A year ago, Tom Thibodeau and the Minnesota Timberwolves made a bet. They bet that despite having the league’s longest playoff drought, despite being one of the less attractive NBA markets for young millionaires due to weather and proximity to cultural centers, and despite having a young, raw roster, they could convince Jimmy Butler to stick around through his prime by quickly building a good, maybe great, team.
This theory, that Butler could be swayed by speedy team success, was wrong.
Butler has reportedly requested a trade, prioritizing the Clippers, Knicks, and Nets. All of those teams are currently worse than the Timberwolves, and (with all apologies to 3-6-Latvia) Karl-Anthony Towns is better than anyone on any of their rosters. But those teams are in LA and New York, not Minnesota.
The good news is that Butler graciously revealed his true priorities and preferences one year before hitting the market, giving Thibodeau and Minnesota plenty of time to correct their mistake. The question is whether Thibodeau will concede to the reality staring him in the face or stubbornly refuse to believe he can’t change Butler’s mind with another year of basketball.
Clearly, Thibodeau should concede. Swinging hard for Butler was a masterstroke, Thibodeau’s best move as personnel boss with the Timberwolves, but it didn’t work out. The Wolves remain a little too dysfunctional despite making the playoffs and earning both Butler and Towns All-NBA honors. There’s ongoing drama between Butler and the talented and maligned Andrew Wiggins, and persistent reports that Butler and Towns have basically no functional relationship. The on-court chemistry was quite bad last season despite the team improving massively. It’s like a less impressive, most concentrated dose of late Westbrook-Durant.
Moving Butler and risking the brief moment of Timberwolves success isn’t easy. Minnesota has been through so much mediocrity and failure; a one-season respite, should the Wolves fall back into the lottery after moving Butler, is cruel. Thibodeau also likely feels pressure from above despite ending the playoff drought and working for a franchise owner who typically gives his front office executives long leashes.
Thibs is one of the last NBA head coaches with ultimate front office power. That era is ending, and Thibodeau surely sees that. The problem is that it’s easier just to fire your coach-GM than to strip front office power and keep them on the bench. Ask Stan Van Gundy. (It worked for the Clippers with Doc Rivers, and they are apparently Butler’s top target. The NBA is full of contrasts.)
Still, despite the risk the Wolves fall backward into the pit of mediocrity after trading Butler, or the risk that Thibodeau finds himself back out of the NBA, there’s no other choice. Minnesota traded real assets for Butler hoping they could convince him the Gopher State is a great place to spend his basketball prime, and have now learned that they could not successfully make that case.

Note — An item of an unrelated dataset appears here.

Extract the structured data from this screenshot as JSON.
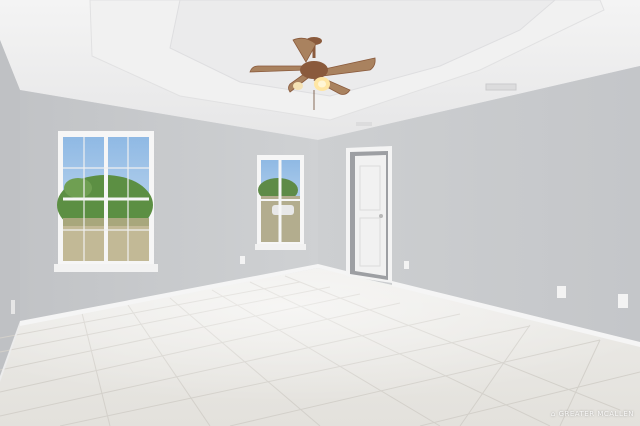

Oh well. Good try. Time to move on.
The upside is that if Butler is truly focused on the Clippers as a destination (and assuming the Clippers front office is willing to play ball instead of waiting until next summer), Thibodeau’s staff can likely find a trade package that could keep Minnesota in the playoff mix. Some combination of Patrick Beverley, Avery Bradley, a pick, and Tobias Harris — basically, an edited version of what LA got for Blake Griffin — could do the trick. Thibodeau needs defense and shooting around Towns, Wiggins, and Jeff Teague. Butler offered that and more, but those skills can be found elsewhere if Butler won’t commit to sticking around.
It’s never an easy choice to trade a top-15 player in his prime. When they tell you they don’t want to be there, and when they have an opportunity to leave quite soon with your team getting nothing in return, it becomes easier. Butler has stated his intentions. Thibodeau has to believe him and do what’s right for the Timberwolves, even if it stings and even if it eventually costs him his job.
Just like Paul George in Indiana, Kawhi Leonard in San Antonio, and Kyrie Irving in Cleveland, Butler did Minnesota a favor by being honest about his future and giving enough lead time for the team to figure it out. The Timberwolves don’t exactly need to thank him and certainly shouldn’t trade him only to teams he’s targeted. (None of the Pacers, Spurs, or Celtics did that.) But the Wolves should believe him and act accordingly.
That means trading him, probably soon. You’re on the clock, Wolves.